Her FDA unit, which oversaw the safety of drugs already approved for sale in the U.S., recommended in 2006 that packaging labels for Avandia be upgraded to the highest level, with stronger warnings about the risk of heart failure listed in a black box. She testified that FDA officials, however, were upset with her recommendation, and waited 17 months before implementing it. In the meantime, they took away her power to make such recommendations, and even excluded her from attending safety review meetings. Dr. Johann-Liang, a pediatrician, left the FDA in June 2007 after six years with the agency. Read the rest of the report.
If you are taking the prescription drug Avandia for Type-2 diabetes, contact your physician immediately to discuss a switch to a safer drug.
* NEWS UPDATE: FDA to restrict Avandia, citing heart risk
September 24, 2010: In a highly unusual coordinated announcement, drug regulators in Europe and the United States said Thursday that Avandia, the controversial diabetes medicine, would no longer be widely available.
The drug’s sales will be suspended entirely in Europe, while patients in the United States will be allowed access to the medicine only if they and their doctors attest that they have tried every other diabetes medicine and that patients have been made aware of the drug’s substantial risks to the heart. Patients now taking Avandia may continue to do so.
Read the rest of this story from the New York Times.
News Update: Glaxo Hit With $3.4 Billion Charge
January 18, 2011: GlaxoSmithKline has now taken $3.4 billion in charges to cover ongoing product-liability litigation and investigations into its handling of the controversial Avandia diabetes drug, which European regulators banned last fall because of its links to increased risk of heart attacks.
This charge brings the company’s total charges of litigation to over $6 billion. For some perspective, according to a report from Pharmalot, the most recent $3.4 billion charge could wipe out the company’s financial earnings from the last quarter. The charge greatly exceeds Avandia sales, which have been declining, not surprisingly, due to the ongoing publicity about the side effects.

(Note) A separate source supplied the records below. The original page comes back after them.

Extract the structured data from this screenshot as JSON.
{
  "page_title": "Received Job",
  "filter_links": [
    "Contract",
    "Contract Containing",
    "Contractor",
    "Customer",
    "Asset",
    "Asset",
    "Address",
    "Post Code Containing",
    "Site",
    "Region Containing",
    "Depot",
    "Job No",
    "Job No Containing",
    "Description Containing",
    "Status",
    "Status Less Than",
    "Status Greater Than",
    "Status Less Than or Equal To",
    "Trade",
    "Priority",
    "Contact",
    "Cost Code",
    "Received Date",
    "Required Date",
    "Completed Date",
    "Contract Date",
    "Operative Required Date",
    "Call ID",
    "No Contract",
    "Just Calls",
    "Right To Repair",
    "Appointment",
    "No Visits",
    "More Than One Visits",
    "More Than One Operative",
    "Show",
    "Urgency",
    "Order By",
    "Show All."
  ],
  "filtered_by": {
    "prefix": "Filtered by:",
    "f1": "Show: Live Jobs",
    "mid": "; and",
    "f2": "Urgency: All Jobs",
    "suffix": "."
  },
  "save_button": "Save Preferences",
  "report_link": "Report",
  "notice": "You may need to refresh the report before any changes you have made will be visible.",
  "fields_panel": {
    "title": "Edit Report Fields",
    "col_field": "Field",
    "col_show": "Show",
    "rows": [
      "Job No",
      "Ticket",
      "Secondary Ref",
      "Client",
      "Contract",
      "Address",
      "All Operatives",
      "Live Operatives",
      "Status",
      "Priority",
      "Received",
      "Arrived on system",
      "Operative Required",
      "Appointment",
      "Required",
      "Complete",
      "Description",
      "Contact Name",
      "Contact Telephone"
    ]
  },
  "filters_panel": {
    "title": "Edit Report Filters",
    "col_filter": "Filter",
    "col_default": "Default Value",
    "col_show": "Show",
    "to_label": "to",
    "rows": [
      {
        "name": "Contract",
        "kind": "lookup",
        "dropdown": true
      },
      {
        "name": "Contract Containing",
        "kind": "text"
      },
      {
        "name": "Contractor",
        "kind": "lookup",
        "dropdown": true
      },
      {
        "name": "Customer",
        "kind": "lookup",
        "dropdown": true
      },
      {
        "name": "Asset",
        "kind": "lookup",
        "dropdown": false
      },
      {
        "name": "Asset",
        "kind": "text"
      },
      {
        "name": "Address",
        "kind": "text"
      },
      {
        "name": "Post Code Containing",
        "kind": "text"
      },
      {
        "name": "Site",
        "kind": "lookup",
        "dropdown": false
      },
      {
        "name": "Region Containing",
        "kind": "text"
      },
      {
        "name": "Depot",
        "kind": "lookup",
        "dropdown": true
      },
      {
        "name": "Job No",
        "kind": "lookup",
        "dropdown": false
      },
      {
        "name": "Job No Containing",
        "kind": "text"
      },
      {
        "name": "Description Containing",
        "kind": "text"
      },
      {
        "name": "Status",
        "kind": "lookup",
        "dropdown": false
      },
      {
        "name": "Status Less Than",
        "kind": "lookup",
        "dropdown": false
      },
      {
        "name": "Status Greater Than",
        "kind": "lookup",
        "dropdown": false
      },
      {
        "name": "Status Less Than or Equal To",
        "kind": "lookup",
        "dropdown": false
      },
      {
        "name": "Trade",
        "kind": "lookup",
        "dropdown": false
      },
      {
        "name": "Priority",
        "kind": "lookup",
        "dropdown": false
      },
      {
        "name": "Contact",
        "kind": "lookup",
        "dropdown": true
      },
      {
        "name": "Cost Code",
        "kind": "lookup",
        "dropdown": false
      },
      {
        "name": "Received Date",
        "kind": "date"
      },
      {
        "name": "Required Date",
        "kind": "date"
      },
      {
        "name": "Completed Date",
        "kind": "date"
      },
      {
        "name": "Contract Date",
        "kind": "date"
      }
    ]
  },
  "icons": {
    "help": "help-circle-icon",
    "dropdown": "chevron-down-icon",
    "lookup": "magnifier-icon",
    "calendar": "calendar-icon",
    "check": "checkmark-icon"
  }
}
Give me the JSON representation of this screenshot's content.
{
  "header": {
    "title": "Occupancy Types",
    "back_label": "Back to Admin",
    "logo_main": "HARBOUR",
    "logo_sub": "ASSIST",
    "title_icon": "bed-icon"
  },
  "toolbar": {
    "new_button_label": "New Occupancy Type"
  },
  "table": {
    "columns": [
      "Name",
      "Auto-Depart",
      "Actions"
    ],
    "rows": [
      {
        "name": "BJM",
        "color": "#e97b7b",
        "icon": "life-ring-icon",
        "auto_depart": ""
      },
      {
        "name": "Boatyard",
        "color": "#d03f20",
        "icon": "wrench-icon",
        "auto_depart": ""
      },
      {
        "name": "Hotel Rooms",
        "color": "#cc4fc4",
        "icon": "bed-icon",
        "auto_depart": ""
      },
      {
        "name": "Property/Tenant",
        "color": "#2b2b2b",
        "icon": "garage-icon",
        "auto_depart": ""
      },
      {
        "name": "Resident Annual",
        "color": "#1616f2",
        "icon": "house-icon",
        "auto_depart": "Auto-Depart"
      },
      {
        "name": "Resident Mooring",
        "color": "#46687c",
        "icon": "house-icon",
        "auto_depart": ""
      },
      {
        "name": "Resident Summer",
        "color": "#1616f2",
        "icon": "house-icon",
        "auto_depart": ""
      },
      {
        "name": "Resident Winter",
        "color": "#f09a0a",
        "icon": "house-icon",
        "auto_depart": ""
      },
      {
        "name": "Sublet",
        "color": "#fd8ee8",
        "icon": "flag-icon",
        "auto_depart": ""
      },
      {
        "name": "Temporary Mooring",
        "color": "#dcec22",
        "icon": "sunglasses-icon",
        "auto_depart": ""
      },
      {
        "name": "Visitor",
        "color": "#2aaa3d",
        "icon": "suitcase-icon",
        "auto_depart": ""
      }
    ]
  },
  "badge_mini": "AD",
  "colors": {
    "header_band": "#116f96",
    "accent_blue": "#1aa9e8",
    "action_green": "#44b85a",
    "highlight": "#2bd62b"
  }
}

New York Times, November 3, 2011: GlaxoSmithKline Settles Investigation with Record $3 Billion Fine in Avandia Settlement